→ Task statement:
Word for word, repeat each of the records below.

**** Extracted records ****

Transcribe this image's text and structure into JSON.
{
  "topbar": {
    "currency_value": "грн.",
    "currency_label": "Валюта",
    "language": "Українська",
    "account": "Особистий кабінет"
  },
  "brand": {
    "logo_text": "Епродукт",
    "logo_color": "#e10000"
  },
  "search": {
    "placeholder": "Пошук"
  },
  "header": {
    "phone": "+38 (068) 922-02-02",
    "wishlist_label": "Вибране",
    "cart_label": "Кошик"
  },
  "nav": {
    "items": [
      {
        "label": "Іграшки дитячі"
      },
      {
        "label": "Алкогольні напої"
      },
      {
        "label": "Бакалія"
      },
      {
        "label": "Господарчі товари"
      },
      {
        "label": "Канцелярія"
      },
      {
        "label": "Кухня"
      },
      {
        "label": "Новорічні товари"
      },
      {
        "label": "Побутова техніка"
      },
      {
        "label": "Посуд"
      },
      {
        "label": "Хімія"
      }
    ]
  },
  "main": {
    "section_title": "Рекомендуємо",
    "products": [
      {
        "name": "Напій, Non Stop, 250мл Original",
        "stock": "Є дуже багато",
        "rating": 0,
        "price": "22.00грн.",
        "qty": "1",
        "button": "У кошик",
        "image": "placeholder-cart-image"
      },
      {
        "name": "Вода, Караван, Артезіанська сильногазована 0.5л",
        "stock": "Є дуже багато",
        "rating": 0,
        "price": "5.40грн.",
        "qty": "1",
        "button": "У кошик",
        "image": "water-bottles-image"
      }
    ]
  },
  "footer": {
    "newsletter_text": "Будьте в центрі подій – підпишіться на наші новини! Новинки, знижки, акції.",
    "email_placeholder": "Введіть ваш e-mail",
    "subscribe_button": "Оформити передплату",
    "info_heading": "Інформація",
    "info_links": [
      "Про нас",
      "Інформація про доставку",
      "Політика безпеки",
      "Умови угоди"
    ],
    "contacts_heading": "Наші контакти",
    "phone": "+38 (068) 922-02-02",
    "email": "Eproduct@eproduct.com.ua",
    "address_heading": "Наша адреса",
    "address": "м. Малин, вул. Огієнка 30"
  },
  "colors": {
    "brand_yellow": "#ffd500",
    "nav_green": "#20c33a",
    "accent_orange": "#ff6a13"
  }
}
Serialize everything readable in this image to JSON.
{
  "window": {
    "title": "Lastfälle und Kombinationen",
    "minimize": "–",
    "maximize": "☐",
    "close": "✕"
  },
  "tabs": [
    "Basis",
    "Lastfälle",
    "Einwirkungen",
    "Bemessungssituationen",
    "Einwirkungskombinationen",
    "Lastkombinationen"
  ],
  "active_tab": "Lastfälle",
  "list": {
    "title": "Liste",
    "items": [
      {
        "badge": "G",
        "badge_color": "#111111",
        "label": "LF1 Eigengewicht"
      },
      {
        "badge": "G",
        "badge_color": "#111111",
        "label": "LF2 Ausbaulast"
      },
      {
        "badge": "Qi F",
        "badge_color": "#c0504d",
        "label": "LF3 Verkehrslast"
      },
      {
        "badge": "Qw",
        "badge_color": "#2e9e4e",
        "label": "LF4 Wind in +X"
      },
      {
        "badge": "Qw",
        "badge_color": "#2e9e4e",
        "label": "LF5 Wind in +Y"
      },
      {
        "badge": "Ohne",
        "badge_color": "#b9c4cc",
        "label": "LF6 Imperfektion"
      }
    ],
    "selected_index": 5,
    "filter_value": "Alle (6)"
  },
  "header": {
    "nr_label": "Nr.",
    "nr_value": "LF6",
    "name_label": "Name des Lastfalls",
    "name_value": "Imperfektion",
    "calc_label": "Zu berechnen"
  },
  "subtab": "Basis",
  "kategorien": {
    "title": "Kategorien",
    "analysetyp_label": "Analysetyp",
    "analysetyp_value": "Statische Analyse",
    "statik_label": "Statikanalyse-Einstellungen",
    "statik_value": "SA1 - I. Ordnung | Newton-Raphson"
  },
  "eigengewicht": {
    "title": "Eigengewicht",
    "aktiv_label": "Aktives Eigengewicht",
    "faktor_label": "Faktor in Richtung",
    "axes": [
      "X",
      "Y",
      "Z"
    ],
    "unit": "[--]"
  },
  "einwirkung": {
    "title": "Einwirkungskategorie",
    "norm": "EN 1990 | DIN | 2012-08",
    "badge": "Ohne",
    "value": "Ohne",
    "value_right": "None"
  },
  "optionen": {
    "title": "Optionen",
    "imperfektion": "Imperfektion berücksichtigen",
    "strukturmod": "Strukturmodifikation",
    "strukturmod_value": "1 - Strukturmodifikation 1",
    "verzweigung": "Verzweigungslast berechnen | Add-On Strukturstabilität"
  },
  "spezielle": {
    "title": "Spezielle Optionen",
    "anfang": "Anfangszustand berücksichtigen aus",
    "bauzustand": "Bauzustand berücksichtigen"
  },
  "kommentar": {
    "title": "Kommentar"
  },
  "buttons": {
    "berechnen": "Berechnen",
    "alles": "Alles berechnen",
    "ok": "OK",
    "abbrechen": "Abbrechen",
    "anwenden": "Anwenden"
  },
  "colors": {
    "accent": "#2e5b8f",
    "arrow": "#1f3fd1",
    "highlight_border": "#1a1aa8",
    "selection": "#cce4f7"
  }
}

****

→ Solution below:
Transcribe this image's text and structure into JSON.
{
  "topbar": {
    "currency_value": "грн.",
    "currency_label": "Валюта",
    "language": "Українська",
    "account": "Особистий кабінет"
  },
  "brand": {
    "logo_text": "Епродукт",
    "logo_color": "#e10000"
  },
  "search": {
    "placeholder": "Пошук"
  },
  "header": {
    "phone": "+38 (068) 922-02-02",
    "wishlist_label": "Вибране",
    "cart_label": "Кошик"
  },
  "nav": {
    "items": [
      {
        "label": "Іграшки дитячі"
      },
      {
        "label": "Алкогольні напої"
      },
      {
        "label": "Бакалія"
      },
      {
        "label": "Господарчі товари"
      },
      {
        "label": "Канцелярія"
      },
      {
        "label": "Кухня"
      },
      {
        "label": "Новорічні товари"
      },
      {
        "label": "Побутова техніка"
      },
      {
        "label": "Посуд"
      },
      {
        "label": "Хімія"
      }
    ]
  },
  "main": {
    "section_title": "Рекомендуємо",
    "products": [
      {
        "name": "Напій, Non Stop, 250мл Original",
        "stock": "Є дуже багато",
        "rating": 0,
        "price": "22.00грн.",
        "qty": "1",
        "button": "У кошик",
        "image": "placeholder-cart-image"
      },
      {
        "name": "Вода, Караван, Артезіанська сильногазована 0.5л",
        "stock": "Є дуже багато",
        "rating": 0,
        "price": "5.40грн.",
        "qty": "1",
        "button": "У кошик",
        "image": "water-bottles-image"
      }
    ]
  },
  "footer": {
    "newsletter_text": "Будьте в центрі подій – підпишіться на наші новини! Новинки, знижки, акції.",
    "email_placeholder": "Введіть ваш e-mail",
    "subscribe_button": "Оформити передплату",
    "info_heading": "Інформація",
    "info_links": [
      "Про нас",
      "Інформація про доставку",
      "Політика безпеки",
      "Умови угоди"
    ],
    "contacts_heading": "Наші контакти",
    "phone": "+38 (068) 922-02-02",
    "email": "Eproduct@eproduct.com.ua",
    "address_heading": "Наша адреса",
    "address": "м. Малин, вул. Огієнка 30"
  },
  "colors": {
    "brand_yellow": "#ffd500",
    "nav_green": "#20c33a",
    "accent_orange": "#ff6a13"
  }
}
Serialize everything readable in this image to JSON.
{
  "window": {
    "title": "Lastfälle und Kombinationen",
    "minimize": "–",
    "maximize": "☐",
    "close": "✕"
  },
  "tabs": [
    "Basis",
    "Lastfälle",
    "Einwirkungen",
    "Bemessungssituationen",
    "Einwirkungskombinationen",
    "Lastkombinationen"
  ],
  "active_tab": "Lastfälle",
  "list": {
    "title": "Liste",
    "items": [
      {
        "badge": "G",
        "badge_color": "#111111",
        "label": "LF1 Eigengewicht"
      },
      {
        "badge": "G",
        "badge_color": "#111111",
        "label": "LF2 Ausbaulast"
      },
      {
        "badge": "Qi F",
        "badge_color": "#c0504d",
        "label": "LF3 Verkehrslast"
      },
      {
        "badge": "Qw",
        "badge_color": "#2e9e4e",
        "label": "LF4 Wind in +X"
      },
      {
        "badge": "Qw",
        "badge_color": "#2e9e4e",
        "label": "LF5 Wind in +Y"
      },
      {
        "badge": "Ohne",
        "badge_color": "#b9c4cc",
        "label": "LF6 Imperfektion"
      }
    ],
    "selected_index": 5,
    "filter_value": "Alle (6)"
  },
  "header": {
    "nr_label": "Nr.",
    "nr_value": "LF6",
    "name_label": "Name des Lastfalls",
    "name_value": "Imperfektion",
    "calc_label": "Zu berechnen"
  },
  "subtab": "Basis",
  "kategorien": {
    "title": "Kategorien",
    "analysetyp_label": "Analysetyp",
    "analysetyp_value": "Statische Analyse",
    "statik_label": "Statikanalyse-Einstellungen",
    "statik_value": "SA1 - I. Ordnung | Newton-Raphson"
  },
  "eigengewicht": {
    "title": "Eigengewicht",
    "aktiv_label": "Aktives Eigengewicht",
    "faktor_label": "Faktor in Richtung",
    "axes": [
      "X",
      "Y",
      "Z"
    ],
    "unit": "[--]"
  },
  "einwirkung": {
    "title": "Einwirkungskategorie",
    "norm": "EN 1990 | DIN | 2012-08",
    "badge": "Ohne",
    "value": "Ohne",
    "value_right": "None"
  },
  "optionen": {
    "title": "Optionen",
    "imperfektion": "Imperfektion berücksichtigen",
    "strukturmod": "Strukturmodifikation",
    "strukturmod_value": "1 - Strukturmodifikation 1",
    "verzweigung": "Verzweigungslast berechnen | Add-On Strukturstabilität"
  },
  "spezielle": {
    "title": "Spezielle Optionen",
    "anfang": "Anfangszustand berücksichtigen aus",
    "bauzustand": "Bauzustand berücksichtigen"
  },
  "kommentar": {
    "title": "Kommentar"
  },
  "buttons": {
    "berechnen": "Berechnen",
    "alles": "Alles berechnen",
    "ok": "OK",
    "abbrechen": "Abbrechen",
    "anwenden": "Anwenden"
  },
  "colors": {
    "accent": "#2e5b8f",
    "arrow": "#1f3fd1",
    "highlight_border": "#1a1aa8",
    "selection": "#cce4f7"
  }
}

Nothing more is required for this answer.